The leaders spoke at the annual conference of the National Council of La Raza, an umbrella group of organizations that represent 3 million people. The media coalition includes the League of United Latin American Citizens, the Mexican American Legal Defense Fund, Nosotros, a Latino media-tracking foundation and the National Hispanic Media Coalition.


Latinos, the leaders said, should flex their estimated $380 billion in annual consumer might, to change their images on film and video.

“We’re all tired of talking to networks about the same thing, day in and day out, with nothing changing at the end of the day,” said Alex Nogales, spokesman for the NHMC. The so-called “brownout,” scheduled for the week before the new season, puts media producers on notice, he added.

“If you don’t want us in Hollywood,” Nogales said, “if you’re not going to hire us, we’re not going to consume your product.”

La Raza President Raul Yzaguirre said the media activists were galvanized by this fall’s prime-time network lineup, which feature no minority leads in 26 new comedies and dramas.

The leaders also demanded a federal study of media imagery’s impact on Latinos’ self-esteem. The study, proponents argued, should augment a current federal study on the impact of media violence.

The groups’s announcement is the most dramatic gesture in an mounting wave of minority exasperation with TV portrayals. Two weeks ago, the NAACP, while not calling for a boycott, strongly condemned the network’s fall lineup.


NAACP President Kweisi Mfume said the civil rights group was considering possible litigation against the networks for violating the Federal Communications Act, which safeguards public access to the airwaves. The NAACP is also considering calling for its own consumer boycott of exclusionary networks and their advertising sponsors, and for congressional hearings on network ownership and licensing issues.

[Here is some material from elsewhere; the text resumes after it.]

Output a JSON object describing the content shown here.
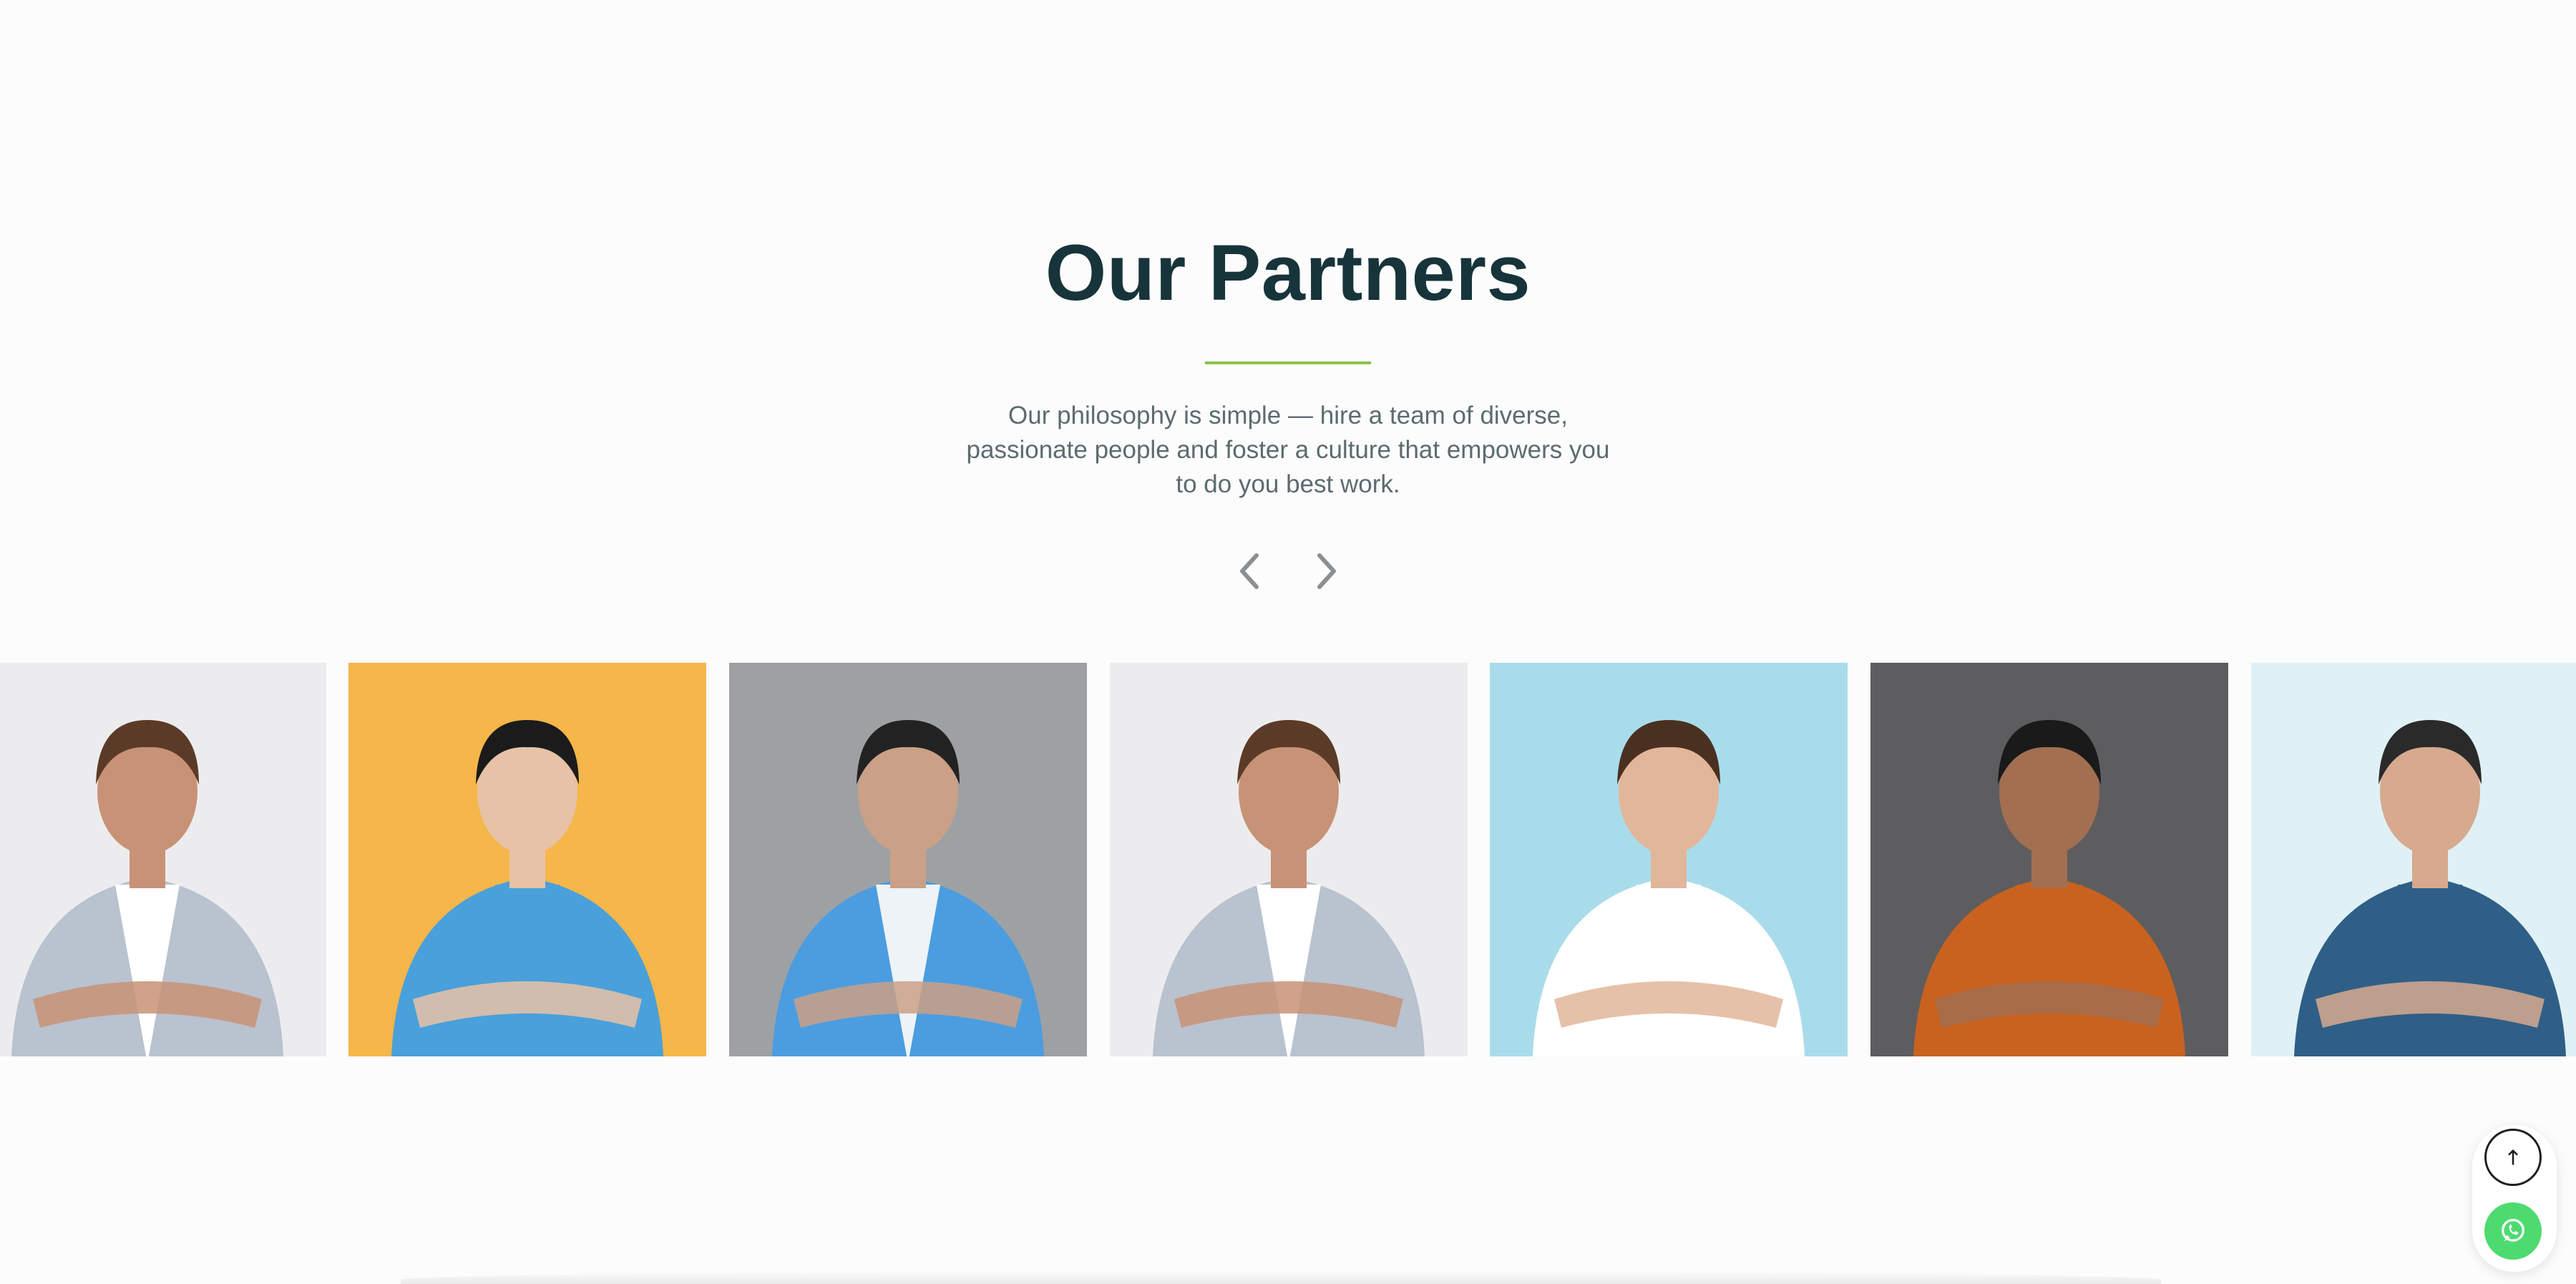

Network representatives have responded with a mix of sheepishness and resolve to the recent criticisms.

ABC has promised to add at least five minority characters to its prime-time lineup. NBC has said, “We realize there is still work to be done.” And Tuesday, CBS spokesman Chris Ender said, “We do have some Latino actors in very primary roles, like Cheech Marin and Hector Elizondo. We do consider the issues they raised very important. We believe that all the networks can do more and intend to do more.”

Yzaguirre said his group had conducted several analyses of Latinos on TV, and found Latinos to be more negatively portrayed than other ethnic groups. These portrayals, Yzaguirre said, not only warped other Americans’ view of Latinos but distorted Latinos’ views of themselves.

“Most Americans have a negative or very low opinion of Latinos, based on what they see on TV or in movies,” Yzaguirre said. “With the absence of minority figures of all kinds (in the electronic media) we have a situation that’s getting worse, not better.”

The boycott, coalition leaders said, was meant to launch a prolonged battle, not to be an end in itself.


Other measures will include meetings with advertisers and a campaign to buy stocks as a way of asserting power in publicly owned stockholder meetings.

Even if they don’t create direct economic chokeholds, boycotts can have a striking effect on corporate behavior, said political scientist Rodolfo Rosales, of the University of Texas at San Antonio.

“Boycotts are the poor people’s way of lobbying,” Rosales said. ‘It would be naive to say that a weeks’ boycott would change the behavior of TV networks overnight. But it does make them think about these things . . . it establishes an agenda where we can talk about these issues.”

Times researcher Lianne Hart contributed to this story.